Bryan Colangelo enjoys shaking the roster up.
Ever since being named the Toronto Raptors’ president and general manager more than four years ago, Colangelo has continuously tinkered with the roster in hopes of finding a winning combination.
When he first took over in February of 2006, the Raptors’ roster has always had a minimum of three players that were on a different team the year before and a starting five on opening night that has featured at least two new faces.
This trend looks like it will not change with the 2010-2011 version of Bryan’s Dinos, one that has eight new additions that head coach Jay Triano is currently trying to work into the lineup at training camp.
Making lots of changes shows that Colangelo is working hard. However, the question remains, is constantly morphing the roster drastically until something clicks really the best way to build a winner?
His track record indicates the method can be effective.
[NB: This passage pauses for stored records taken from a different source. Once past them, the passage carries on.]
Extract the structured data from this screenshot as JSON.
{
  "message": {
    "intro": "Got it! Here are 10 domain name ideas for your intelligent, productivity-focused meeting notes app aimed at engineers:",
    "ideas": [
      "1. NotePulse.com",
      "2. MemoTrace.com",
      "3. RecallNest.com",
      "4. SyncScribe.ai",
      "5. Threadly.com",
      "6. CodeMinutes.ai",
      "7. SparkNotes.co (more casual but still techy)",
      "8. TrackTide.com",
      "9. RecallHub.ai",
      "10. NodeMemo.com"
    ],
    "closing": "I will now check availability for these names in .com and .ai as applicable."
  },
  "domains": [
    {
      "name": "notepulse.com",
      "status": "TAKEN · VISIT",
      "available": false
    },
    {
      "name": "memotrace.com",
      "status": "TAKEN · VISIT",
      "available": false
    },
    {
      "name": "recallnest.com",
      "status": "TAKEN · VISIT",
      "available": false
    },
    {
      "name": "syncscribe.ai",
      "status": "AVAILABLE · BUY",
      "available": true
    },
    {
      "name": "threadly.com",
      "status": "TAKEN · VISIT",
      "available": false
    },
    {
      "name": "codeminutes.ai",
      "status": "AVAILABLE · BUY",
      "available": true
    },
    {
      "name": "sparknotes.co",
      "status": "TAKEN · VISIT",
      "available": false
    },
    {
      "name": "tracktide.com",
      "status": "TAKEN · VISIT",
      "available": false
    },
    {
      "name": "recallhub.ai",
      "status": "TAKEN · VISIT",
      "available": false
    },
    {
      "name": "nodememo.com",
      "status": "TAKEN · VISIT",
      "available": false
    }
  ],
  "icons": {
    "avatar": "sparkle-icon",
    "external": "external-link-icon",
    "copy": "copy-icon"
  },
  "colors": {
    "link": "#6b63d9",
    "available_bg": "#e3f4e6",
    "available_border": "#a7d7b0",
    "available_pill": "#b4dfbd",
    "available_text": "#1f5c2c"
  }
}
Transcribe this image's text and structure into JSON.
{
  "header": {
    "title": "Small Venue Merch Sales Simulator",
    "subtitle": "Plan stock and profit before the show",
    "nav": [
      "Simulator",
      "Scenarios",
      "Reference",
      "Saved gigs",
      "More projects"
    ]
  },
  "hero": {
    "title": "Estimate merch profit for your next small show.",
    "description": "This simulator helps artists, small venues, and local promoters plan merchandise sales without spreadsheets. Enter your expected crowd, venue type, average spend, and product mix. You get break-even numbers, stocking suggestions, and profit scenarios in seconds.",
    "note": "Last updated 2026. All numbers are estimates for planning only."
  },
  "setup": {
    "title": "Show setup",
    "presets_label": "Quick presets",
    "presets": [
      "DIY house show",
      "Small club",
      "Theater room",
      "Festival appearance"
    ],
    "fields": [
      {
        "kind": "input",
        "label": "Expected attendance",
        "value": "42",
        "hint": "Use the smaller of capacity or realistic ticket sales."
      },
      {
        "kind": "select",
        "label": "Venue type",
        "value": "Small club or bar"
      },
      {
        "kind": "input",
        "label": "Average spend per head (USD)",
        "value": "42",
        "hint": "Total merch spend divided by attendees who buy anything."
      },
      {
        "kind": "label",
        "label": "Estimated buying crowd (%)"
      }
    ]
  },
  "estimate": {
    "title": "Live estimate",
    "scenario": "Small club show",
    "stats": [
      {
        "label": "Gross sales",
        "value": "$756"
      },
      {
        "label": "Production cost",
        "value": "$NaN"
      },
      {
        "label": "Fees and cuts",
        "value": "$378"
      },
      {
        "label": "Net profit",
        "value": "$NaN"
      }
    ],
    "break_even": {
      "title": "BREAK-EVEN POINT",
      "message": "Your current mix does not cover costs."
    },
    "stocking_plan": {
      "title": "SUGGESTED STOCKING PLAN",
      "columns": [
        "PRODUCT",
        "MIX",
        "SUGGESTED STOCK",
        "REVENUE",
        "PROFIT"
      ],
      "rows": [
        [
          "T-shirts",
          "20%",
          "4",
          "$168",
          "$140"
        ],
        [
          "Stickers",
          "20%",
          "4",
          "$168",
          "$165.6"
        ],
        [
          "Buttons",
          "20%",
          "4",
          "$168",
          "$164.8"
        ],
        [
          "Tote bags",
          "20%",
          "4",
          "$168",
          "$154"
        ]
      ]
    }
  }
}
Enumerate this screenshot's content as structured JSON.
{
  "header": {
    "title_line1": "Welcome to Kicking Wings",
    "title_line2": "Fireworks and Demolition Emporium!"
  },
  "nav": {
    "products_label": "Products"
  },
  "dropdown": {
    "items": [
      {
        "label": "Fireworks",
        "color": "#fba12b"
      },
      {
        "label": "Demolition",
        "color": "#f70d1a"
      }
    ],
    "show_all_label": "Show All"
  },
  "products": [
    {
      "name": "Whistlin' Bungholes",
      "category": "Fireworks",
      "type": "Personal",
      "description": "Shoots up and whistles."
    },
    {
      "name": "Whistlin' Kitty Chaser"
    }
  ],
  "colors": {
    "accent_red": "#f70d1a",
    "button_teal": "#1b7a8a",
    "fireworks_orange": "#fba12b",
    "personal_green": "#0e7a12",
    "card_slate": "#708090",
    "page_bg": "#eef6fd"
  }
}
In the 2004-2005 season, Colangelo was at the helm of the Phoenix Suns and was named the Sporting News NBA Executive of the Year for improving the team from a dismal 29-53 record to a sparkling 62-20.
The Suns only had four remaining players on the roster from the 2003-2004 season on that team.
On the flipside, his revolving door of lineup changes brings about a lot of instability and has left Toronto without an identity — more so now than ever with the departure of Chris Bosh.
Not having some kind of defining trait is a common problem found in non-contending teams and is a dilemma the Raps have been battling with ever since Colangelo took over.
The turnaround he orchestrated in Phoenix wasn’t just brilliant because of the dramatic increase in wins, but because he was able to turn the Suns into an identifiable offensive force.
The former executive of the year is entering the last year of his contract and with expectations for the club set low, Colangelo may need to hope that a fifth roster re-shuffling in five years breeds success or he may not have a chance to rearrange it for a sixth time.